Queen Coal? Why Remember Women of the 1984/85 Miners' Strike
The extracts below are from interviews recorded with 47 miners wives who were active in the 'Women Against Pit Closures' movement. The interviews are transcribed and held in the Women's Library, London in a collection called The Betty Heathfield Papers.
"Up together in the morning. He does the dusting. I do the fire. I do the cleaning. Wash the dishes together. He does the bathroom. So workwise it was nice to have someone to help. Once heís back in work heís always tired. I donít know what it is about working in the pits but you can guarantee heíll come home and heíll go to sleep. When my husband was home for that year he wanted me in the house with him all the time. He couldnít go to the club and have a drink because he didnít have any money. And when I used to go to my meeting down the Welfare Hall, his face used to be long, I was leaving him. If I went to a relation to have a chat Ė heíd be with me. And some days you want to get away from them."
"My husband never washed up or wiped up. He used to say Ďwell, I go to work Ė thatís what youíre here forí, but since the strike Iíve worked and he has been away picketing, but when he hasnít heís cooked my meal for when I got in and heís washed up and wiped up. So I think itís made him realise a lot more what I had to do. [. . .] We couldnít have got closer as a family. Weíve always been close Ė a happy family but somehow weíve got closer and stronger. Maybe because Iíve supported my husband in whatever decision heís made, Iíve supported him."
Download the worksheet on 'Domestic Life' (link below) to read more women's experiences of their families and communities during the 1984/85 Miners' Strike.

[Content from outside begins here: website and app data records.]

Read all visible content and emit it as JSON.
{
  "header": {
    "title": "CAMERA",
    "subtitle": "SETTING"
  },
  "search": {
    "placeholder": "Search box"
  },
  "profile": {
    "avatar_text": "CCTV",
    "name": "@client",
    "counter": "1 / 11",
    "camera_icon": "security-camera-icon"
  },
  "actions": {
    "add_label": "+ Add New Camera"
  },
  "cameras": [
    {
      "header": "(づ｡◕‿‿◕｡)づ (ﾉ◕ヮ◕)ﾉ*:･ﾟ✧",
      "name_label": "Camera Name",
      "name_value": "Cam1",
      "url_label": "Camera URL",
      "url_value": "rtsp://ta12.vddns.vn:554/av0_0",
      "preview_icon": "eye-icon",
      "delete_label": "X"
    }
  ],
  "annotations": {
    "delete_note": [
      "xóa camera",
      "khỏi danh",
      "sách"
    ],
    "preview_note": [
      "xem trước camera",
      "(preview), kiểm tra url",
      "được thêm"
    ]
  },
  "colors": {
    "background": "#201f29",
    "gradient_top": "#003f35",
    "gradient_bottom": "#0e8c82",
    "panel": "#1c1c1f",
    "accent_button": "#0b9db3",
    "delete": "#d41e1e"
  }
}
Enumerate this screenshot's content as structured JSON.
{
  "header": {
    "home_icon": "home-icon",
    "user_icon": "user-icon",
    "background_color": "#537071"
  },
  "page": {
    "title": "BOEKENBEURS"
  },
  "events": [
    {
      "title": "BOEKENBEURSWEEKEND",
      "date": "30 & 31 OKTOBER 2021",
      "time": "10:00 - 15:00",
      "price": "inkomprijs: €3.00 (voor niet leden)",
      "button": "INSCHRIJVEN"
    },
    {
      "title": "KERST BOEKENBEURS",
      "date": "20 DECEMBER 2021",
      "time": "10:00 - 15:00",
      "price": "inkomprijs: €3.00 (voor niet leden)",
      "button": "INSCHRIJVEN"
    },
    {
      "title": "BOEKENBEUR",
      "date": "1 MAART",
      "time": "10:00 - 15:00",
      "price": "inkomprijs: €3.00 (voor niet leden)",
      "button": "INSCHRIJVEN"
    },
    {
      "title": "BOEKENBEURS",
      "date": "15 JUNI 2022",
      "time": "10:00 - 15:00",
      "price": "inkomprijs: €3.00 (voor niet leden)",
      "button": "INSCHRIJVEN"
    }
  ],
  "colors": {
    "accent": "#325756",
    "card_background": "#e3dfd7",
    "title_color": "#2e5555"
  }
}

Read about domestic life for women in Post-War mining communities
Read about domestic life for Victorian mining women